-- YOUR INSTRUCTIONS --
Return, word for word, the lines of the listing below from the one with "Transcribe this image's" through the one with "Parse this screenshot: output", and no other lines.

-- DATA --

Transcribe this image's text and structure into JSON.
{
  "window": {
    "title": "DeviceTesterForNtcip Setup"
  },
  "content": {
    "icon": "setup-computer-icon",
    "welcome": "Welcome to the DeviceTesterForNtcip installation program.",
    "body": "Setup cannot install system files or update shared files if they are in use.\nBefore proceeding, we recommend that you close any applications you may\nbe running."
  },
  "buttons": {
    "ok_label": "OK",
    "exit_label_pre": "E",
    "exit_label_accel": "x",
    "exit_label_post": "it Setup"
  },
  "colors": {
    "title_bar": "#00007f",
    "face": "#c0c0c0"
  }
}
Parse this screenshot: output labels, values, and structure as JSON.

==

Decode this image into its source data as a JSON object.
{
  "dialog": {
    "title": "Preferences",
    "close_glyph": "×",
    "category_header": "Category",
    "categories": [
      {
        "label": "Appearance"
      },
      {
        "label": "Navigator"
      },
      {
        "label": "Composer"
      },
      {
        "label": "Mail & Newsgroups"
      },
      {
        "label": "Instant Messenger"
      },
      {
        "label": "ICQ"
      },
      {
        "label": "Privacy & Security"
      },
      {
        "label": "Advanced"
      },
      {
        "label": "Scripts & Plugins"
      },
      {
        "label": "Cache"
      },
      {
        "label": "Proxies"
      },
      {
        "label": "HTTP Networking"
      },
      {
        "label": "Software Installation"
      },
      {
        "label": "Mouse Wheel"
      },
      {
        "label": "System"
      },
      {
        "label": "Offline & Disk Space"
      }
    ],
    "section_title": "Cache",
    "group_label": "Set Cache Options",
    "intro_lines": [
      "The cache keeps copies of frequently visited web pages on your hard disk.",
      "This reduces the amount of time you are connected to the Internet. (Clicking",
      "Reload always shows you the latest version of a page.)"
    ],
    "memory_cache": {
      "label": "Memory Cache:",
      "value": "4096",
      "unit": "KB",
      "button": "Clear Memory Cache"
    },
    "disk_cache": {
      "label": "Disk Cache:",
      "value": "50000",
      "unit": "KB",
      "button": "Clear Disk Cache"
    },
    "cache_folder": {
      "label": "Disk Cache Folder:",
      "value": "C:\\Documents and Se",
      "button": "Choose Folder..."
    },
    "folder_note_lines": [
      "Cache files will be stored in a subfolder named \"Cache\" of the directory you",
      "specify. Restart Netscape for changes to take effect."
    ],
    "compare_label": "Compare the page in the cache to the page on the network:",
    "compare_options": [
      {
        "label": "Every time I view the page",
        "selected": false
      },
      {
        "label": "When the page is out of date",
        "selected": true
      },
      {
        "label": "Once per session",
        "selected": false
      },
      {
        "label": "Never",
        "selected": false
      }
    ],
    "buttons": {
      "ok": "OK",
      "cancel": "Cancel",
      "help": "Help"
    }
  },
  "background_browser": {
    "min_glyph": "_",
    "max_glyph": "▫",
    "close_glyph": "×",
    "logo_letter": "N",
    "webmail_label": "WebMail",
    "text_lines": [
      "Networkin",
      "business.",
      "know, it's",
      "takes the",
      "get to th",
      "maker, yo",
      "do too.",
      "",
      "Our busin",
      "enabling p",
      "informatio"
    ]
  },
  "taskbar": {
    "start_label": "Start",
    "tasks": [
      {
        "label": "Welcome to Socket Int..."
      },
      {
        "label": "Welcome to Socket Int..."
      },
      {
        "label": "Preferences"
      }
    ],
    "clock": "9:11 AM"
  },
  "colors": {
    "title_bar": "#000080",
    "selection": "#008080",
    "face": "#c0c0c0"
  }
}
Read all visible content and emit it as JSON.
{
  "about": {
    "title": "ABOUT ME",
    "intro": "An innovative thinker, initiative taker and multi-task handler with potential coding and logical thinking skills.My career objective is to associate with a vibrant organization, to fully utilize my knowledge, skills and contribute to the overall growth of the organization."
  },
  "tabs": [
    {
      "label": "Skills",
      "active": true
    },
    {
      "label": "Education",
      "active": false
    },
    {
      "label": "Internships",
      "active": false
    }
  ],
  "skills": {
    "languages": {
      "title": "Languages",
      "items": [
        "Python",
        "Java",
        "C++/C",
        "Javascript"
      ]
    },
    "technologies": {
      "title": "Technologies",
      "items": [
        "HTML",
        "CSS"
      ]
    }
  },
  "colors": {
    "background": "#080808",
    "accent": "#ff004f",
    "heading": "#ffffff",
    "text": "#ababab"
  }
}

-- EXERCISE RESULT --
Transcribe this image's text and structure into JSON.
{
  "window": {
    "title": "DeviceTesterForNtcip Setup"
  },
  "content": {
    "icon": "setup-computer-icon",
    "welcome": "Welcome to the DeviceTesterForNtcip installation program.",
    "body": "Setup cannot install system files or update shared files if they are in use.\nBefore proceeding, we recommend that you close any applications you may\nbe running."
  },
  "buttons": {
    "ok_label": "OK",
    "exit_label_pre": "E",
    "exit_label_accel": "x",
    "exit_label_post": "it Setup"
  },
  "colors": {
    "title_bar": "#00007f",
    "face": "#c0c0c0"
  }
}
Parse this screenshot: output labels, values, and structure as JSON.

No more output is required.